_EXERCISE MATERIALS_.
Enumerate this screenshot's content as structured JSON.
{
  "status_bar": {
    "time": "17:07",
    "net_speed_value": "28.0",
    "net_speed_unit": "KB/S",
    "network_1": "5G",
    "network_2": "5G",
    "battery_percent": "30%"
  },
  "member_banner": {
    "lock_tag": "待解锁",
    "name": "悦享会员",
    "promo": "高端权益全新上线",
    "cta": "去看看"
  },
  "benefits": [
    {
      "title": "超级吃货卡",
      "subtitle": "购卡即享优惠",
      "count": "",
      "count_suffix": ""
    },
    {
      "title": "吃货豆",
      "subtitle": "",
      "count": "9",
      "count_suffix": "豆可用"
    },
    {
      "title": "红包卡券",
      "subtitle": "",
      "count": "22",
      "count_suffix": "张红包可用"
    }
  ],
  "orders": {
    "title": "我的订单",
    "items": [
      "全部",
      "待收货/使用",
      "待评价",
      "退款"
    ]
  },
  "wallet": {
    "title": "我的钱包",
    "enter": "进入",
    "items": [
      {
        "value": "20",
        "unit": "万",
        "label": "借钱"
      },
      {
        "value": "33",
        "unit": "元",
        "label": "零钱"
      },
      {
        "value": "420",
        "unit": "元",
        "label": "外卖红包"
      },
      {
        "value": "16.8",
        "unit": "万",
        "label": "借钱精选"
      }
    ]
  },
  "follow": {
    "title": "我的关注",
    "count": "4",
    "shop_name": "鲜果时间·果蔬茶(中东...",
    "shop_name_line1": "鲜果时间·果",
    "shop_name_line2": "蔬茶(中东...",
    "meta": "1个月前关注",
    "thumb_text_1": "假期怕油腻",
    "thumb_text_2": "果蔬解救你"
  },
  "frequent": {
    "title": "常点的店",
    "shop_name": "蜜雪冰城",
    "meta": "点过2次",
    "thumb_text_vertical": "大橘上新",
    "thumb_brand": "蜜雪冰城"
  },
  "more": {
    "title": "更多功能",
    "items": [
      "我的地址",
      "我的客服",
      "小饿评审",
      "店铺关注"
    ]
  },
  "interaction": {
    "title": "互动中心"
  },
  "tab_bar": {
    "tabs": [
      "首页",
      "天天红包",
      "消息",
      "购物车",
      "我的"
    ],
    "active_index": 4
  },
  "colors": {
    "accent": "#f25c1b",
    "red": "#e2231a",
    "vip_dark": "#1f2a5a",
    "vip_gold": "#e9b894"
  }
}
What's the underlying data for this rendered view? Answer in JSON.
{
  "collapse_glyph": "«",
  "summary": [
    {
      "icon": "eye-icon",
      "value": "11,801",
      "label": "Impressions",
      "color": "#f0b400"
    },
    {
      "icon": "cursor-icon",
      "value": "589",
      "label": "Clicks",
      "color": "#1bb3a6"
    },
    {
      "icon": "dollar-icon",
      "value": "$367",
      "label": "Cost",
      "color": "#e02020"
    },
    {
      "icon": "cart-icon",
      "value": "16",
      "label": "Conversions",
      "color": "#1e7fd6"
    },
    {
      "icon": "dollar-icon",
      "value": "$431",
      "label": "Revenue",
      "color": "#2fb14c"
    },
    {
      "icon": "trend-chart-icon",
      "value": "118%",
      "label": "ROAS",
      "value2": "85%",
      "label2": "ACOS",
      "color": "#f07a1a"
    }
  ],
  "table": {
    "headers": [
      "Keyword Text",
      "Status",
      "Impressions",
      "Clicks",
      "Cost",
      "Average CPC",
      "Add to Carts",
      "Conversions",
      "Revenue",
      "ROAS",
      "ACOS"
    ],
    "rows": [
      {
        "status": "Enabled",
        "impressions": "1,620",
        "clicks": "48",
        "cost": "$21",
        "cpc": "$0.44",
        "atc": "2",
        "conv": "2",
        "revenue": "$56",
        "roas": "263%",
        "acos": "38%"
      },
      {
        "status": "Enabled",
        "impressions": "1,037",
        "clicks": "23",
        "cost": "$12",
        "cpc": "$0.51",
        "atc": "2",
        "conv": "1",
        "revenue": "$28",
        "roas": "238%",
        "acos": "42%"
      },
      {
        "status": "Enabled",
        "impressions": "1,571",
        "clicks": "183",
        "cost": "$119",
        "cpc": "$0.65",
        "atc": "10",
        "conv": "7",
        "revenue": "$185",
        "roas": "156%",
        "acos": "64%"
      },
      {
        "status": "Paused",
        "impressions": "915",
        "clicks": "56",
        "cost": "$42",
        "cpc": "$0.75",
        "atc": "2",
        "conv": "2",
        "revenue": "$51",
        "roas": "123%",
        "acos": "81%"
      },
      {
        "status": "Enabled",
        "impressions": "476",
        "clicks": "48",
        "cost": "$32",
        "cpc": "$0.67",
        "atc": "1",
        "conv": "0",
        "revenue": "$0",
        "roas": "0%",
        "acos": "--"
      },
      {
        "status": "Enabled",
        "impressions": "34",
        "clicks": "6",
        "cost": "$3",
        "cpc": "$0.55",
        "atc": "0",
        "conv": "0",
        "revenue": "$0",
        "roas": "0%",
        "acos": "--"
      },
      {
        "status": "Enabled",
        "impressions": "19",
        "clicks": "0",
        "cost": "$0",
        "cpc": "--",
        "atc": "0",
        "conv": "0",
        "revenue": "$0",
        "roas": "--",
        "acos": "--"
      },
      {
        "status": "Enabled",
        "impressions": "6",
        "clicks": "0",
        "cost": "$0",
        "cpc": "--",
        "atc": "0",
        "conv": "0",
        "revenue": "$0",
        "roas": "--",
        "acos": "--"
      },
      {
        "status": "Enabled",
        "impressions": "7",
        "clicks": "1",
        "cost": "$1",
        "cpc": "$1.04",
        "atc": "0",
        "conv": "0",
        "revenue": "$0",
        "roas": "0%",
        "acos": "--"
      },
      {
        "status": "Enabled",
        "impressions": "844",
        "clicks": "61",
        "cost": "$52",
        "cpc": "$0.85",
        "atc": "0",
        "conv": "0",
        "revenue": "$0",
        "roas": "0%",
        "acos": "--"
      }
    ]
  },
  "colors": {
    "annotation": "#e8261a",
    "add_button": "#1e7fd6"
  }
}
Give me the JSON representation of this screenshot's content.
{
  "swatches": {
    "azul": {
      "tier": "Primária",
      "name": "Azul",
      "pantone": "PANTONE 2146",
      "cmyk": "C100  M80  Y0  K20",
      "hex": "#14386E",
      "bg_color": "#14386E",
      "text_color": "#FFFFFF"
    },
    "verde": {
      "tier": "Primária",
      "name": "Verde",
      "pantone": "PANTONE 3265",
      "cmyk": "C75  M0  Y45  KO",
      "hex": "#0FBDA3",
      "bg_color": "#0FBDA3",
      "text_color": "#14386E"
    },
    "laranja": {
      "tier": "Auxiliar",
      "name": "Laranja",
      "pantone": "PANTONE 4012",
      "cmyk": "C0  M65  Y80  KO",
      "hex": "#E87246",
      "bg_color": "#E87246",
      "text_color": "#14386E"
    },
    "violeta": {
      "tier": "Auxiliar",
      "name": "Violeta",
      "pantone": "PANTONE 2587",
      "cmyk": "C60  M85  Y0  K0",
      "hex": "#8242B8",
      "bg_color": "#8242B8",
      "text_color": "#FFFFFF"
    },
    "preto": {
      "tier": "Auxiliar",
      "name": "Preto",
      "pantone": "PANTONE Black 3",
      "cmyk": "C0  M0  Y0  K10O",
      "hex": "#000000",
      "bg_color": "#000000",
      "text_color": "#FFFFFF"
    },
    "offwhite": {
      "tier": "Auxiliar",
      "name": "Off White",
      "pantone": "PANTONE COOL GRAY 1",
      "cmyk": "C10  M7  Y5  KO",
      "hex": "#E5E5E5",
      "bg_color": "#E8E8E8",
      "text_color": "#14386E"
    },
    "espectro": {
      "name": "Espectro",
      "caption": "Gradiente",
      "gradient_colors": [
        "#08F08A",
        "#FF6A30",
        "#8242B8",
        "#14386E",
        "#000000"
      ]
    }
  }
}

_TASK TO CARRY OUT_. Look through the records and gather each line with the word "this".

_WRITTEN RESPONSE_.
Enumerate this screenshot's content as structured JSON.
What's the underlying data for this rendered view? Answer in JSON.
Give me the JSON representation of this screenshot's content.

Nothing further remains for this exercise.